Hubbard maintained 94% density throughout the project, and recorded zero deficiencies with a rolling straight edge.
An abandoned gas line was discovered during construction. According to Roberts, the city of Orlando quickly came in, removed a portion of it and encapsulated the rest. Crouter said once Hubbard started its base, mixing it revealed voids in a sanitary line.
“It was probably the vibration from the reclamation that might have had a little bit to do with the collapsing, but this was a pipe that needed to be repaired anyways,” he said.

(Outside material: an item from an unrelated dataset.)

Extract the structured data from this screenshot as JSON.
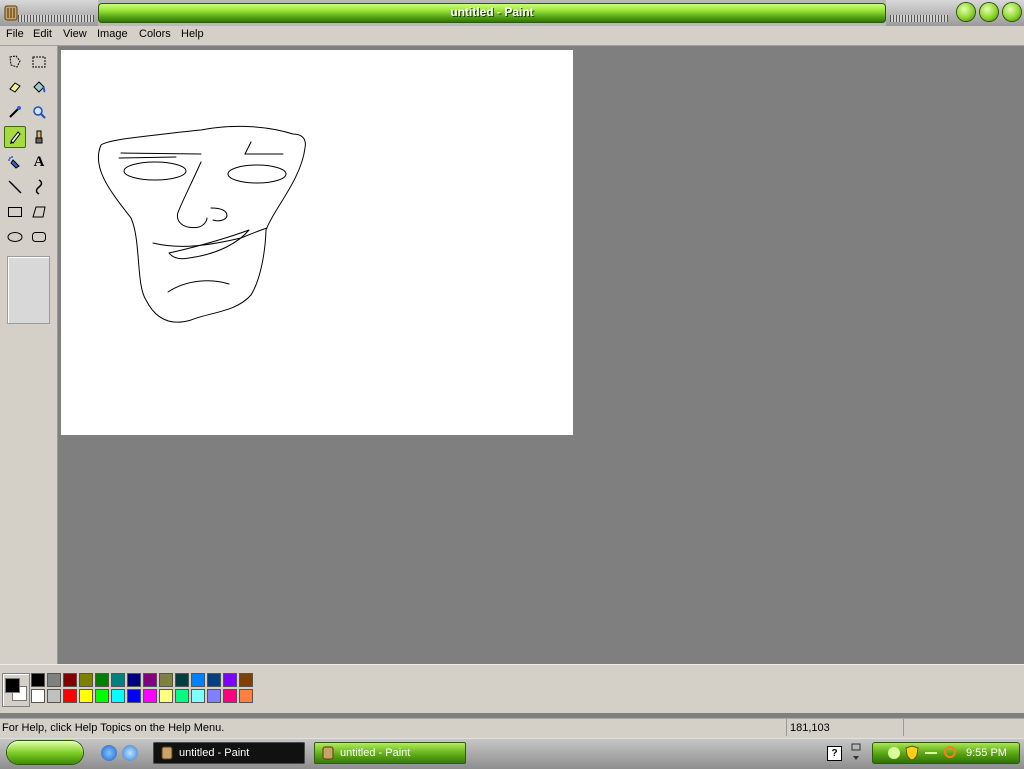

Hubbard also updated sidewalks to meet ADA standards, added pedestrian poles and signals at various crosswalks, replaced signalization loops and added a bike lane. R&B
I-81 in Va. claims CIR award
The I-81 pavement-recycling project in August County, Va., also claimed a ROADS & BRIDGES/ARRA Recycling Award in the Cold In-Place category. The work was featured in the September issue (see Everything in green, p 48).
It is the first project in the U.S., and second in the world, to utilize full-depth reclamation, cold in-place recycling and cold central-plant recycling. Roanoke, Va.,-based Lanford Brothers Co. was the prime contractor, and after it was revealed that the existing subgrade had deteriorated to the point of causing damage to the friction course, subcontractor Slurry Pavers Inc. stabilized it with 5% lime kiln dust to a depth of 12 in. Lanford milled the top 10 in. of asphalt from the right-hand truck lane and transported the material to a cold-mix plant just off the interstate, where it was foam-recycled for immediate placement as a flexible base course.
In the second phase of the project, subcontractor Reclamation Inc. performed in-place foam recycling in the left-hand passing lane. For this work, the top 2 in. of pavement was milled off, followed by cold in-place recycling of the next 5 in.
“This project saved Virginia DOT and taxpayers millions of dollars by reusing existing resources,” said Ken Lanford, president of Lanford Brothers